-- Task details --
Everything in the listing below must be duplicated exactly.

-- Dataset content --
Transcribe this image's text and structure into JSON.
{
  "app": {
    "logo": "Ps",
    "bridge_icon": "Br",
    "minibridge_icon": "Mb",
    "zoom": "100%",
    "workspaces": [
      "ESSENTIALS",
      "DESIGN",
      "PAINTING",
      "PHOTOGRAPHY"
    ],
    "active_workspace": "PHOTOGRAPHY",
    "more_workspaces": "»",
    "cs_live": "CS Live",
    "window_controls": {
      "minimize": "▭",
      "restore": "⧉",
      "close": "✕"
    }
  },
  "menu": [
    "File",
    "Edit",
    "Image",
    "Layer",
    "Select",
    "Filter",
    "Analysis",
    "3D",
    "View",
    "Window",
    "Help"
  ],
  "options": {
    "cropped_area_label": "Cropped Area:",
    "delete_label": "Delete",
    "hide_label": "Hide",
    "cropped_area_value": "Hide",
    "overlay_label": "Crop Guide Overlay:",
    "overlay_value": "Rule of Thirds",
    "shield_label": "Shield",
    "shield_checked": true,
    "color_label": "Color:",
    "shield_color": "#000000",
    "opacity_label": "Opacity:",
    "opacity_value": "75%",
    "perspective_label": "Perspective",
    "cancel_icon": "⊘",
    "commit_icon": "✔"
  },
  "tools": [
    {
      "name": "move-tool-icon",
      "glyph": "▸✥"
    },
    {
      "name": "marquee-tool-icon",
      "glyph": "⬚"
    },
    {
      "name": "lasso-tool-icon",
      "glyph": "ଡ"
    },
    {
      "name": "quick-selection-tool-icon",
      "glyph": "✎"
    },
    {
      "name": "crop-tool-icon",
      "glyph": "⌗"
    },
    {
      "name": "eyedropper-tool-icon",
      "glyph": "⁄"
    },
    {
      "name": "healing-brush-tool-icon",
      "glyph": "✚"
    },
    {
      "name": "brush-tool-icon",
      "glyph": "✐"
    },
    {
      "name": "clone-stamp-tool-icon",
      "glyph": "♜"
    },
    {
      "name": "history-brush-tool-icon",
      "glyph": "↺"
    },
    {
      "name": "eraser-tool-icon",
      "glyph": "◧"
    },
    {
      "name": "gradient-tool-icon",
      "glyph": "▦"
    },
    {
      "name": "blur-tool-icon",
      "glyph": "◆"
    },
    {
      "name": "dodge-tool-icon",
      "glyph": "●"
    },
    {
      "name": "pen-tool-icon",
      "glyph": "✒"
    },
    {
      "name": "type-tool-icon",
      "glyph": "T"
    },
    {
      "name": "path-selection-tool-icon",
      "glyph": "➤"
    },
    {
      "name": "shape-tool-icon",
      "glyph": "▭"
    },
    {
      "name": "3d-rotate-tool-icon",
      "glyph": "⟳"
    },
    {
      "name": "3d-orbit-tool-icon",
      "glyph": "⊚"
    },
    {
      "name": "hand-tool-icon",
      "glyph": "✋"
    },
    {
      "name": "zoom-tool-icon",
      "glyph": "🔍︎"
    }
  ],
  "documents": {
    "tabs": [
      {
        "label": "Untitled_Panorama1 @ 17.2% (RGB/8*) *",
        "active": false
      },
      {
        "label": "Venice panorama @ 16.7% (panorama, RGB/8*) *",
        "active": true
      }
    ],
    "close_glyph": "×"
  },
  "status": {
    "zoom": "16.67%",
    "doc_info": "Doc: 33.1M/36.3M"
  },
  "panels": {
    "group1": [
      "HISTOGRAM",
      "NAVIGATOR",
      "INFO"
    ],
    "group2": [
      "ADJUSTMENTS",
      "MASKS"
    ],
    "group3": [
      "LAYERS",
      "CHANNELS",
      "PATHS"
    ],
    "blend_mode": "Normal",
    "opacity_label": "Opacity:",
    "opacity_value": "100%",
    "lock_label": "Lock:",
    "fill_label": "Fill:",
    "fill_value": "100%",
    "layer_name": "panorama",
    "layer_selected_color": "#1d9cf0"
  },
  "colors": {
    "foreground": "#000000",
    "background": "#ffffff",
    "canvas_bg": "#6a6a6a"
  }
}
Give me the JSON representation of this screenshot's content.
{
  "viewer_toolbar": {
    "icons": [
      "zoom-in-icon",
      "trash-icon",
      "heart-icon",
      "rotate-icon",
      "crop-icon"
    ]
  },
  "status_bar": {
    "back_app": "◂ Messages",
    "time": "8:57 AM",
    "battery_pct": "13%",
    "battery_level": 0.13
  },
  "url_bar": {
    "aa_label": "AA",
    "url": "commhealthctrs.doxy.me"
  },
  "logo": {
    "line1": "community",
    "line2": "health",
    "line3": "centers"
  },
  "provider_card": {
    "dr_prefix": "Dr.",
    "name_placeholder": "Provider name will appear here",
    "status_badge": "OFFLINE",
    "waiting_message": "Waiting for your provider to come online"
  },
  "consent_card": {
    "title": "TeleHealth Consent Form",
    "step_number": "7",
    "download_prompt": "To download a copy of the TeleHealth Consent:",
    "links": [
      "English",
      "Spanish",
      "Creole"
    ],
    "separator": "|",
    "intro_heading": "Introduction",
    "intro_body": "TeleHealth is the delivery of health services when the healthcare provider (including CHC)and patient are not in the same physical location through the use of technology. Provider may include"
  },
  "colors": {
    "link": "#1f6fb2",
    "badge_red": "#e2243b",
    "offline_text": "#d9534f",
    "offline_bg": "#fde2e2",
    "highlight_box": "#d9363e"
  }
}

-- Task result --
Transcribe this image's text and structure into JSON.
{
  "app": {
    "logo": "Ps",
    "bridge_icon": "Br",
    "minibridge_icon": "Mb",
    "zoom": "100%",
    "workspaces": [
      "ESSENTIALS",
      "DESIGN",
      "PAINTING",
      "PHOTOGRAPHY"
    ],
    "active_workspace": "PHOTOGRAPHY",
    "more_workspaces": "»",
    "cs_live": "CS Live",
    "window_controls": {
      "minimize": "▭",
      "restore": "⧉",
      "close": "✕"
    }
  },
  "menu": [
    "File",
    "Edit",
    "Image",
    "Layer",
    "Select",
    "Filter",
    "Analysis",
    "3D",
    "View",
    "Window",
    "Help"
  ],
  "options": {
    "cropped_area_label": "Cropped Area:",
    "delete_label": "Delete",
    "hide_label": "Hide",
    "cropped_area_value": "Hide",
    "overlay_label": "Crop Guide Overlay:",
    "overlay_value": "Rule of Thirds",
    "shield_label": "Shield",
    "shield_checked": true,
    "color_label": "Color:",
    "shield_color": "#000000",
    "opacity_label": "Opacity:",
    "opacity_value": "75%",
    "perspective_label": "Perspective",
    "cancel_icon": "⊘",
    "commit_icon": "✔"
  },
  "tools": [
    {
      "name": "move-tool-icon",
      "glyph": "▸✥"
    },
    {
      "name": "marquee-tool-icon",
      "glyph": "⬚"
    },
    {
      "name": "lasso-tool-icon",
      "glyph": "ଡ"
    },
    {
      "name": "quick-selection-tool-icon",
      "glyph": "✎"
    },
    {
      "name": "crop-tool-icon",
      "glyph": "⌗"
    },
    {
      "name": "eyedropper-tool-icon",
      "glyph": "⁄"
    },
    {
      "name": "healing-brush-tool-icon",
      "glyph": "✚"
    },
    {
      "name": "brush-tool-icon",
      "glyph": "✐"
    },
    {
      "name": "clone-stamp-tool-icon",
      "glyph": "♜"
    },
    {
      "name": "history-brush-tool-icon",
      "glyph": "↺"
    },
    {
      "name": "eraser-tool-icon",
      "glyph": "◧"
    },
    {
      "name": "gradient-tool-icon",
      "glyph": "▦"
    },
    {
      "name": "blur-tool-icon",
      "glyph": "◆"
    },
    {
      "name": "dodge-tool-icon",
      "glyph": "●"
    },
    {
      "name": "pen-tool-icon",
      "glyph": "✒"
    },
    {
      "name": "type-tool-icon",
      "glyph": "T"
    },
    {
      "name": "path-selection-tool-icon",
      "glyph": "➤"
    },
    {
      "name": "shape-tool-icon",
      "glyph": "▭"
    },
    {
      "name": "3d-rotate-tool-icon",
      "glyph": "⟳"
    },
    {
      "name": "3d-orbit-tool-icon",
      "glyph": "⊚"
    },
    {
      "name": "hand-tool-icon",
      "glyph": "✋"
    },
    {
      "name": "zoom-tool-icon",
      "glyph": "🔍︎"
    }
  ],
  "documents": {
    "tabs": [
      {
        "label": "Untitled_Panorama1 @ 17.2% (RGB/8*) *",
        "active": false
      },
      {
        "label": "Venice panorama @ 16.7% (panorama, RGB/8*) *",
        "active": true
      }
    ],
    "close_glyph": "×"
  },
  "status": {
    "zoom": "16.67%",
    "doc_info": "Doc: 33.1M/36.3M"
  },
  "panels": {
    "group1": [
      "HISTOGRAM",
      "NAVIGATOR",
      "INFO"
    ],
    "group2": [
      "ADJUSTMENTS",
      "MASKS"
    ],
    "group3": [
      "LAYERS",
      "CHANNELS",
      "PATHS"
    ],
    "blend_mode": "Normal",
    "opacity_label": "Opacity:",
    "opacity_value": "100%",
    "lock_label": "Lock:",
    "fill_label": "Fill:",
    "fill_value": "100%",
    "layer_name": "panorama",
    "layer_selected_color": "#1d9cf0"
  },
  "colors": {
    "foreground": "#000000",
    "background": "#ffffff",
    "canvas_bg": "#6a6a6a"
  }
}
Give me the JSON representation of this screenshot's content.
{
  "viewer_toolbar": {
    "icons": [
      "zoom-in-icon",
      "trash-icon",
      "heart-icon",
      "rotate-icon",
      "crop-icon"
    ]
  },
  "status_bar": {
    "back_app": "◂ Messages",
    "time": "8:57 AM",
    "battery_pct": "13%",
    "battery_level": 0.13
  },
  "url_bar": {
    "aa_label": "AA",
    "url": "commhealthctrs.doxy.me"
  },
  "logo": {
    "line1": "community",
    "line2": "health",
    "line3": "centers"
  },
  "provider_card": {
    "dr_prefix": "Dr.",
    "name_placeholder": "Provider name will appear here",
    "status_badge": "OFFLINE",
    "waiting_message": "Waiting for your provider to come online"
  },
  "consent_card": {
    "title": "TeleHealth Consent Form",
    "step_number": "7",
    "download_prompt": "To download a copy of the TeleHealth Consent:",
    "links": [
      "English",
      "Spanish",
      "Creole"
    ],
    "separator": "|",
    "intro_heading": "Introduction",
    "intro_body": "TeleHealth is the delivery of health services when the healthcare provider (including CHC)and patient are not in the same physical location through the use of technology. Provider may include"
  },
  "colors": {
    "link": "#1f6fb2",
    "badge_red": "#e2243b",
    "offline_text": "#d9534f",
    "offline_bg": "#fde2e2",
    "highlight_box": "#d9363e"
  }
}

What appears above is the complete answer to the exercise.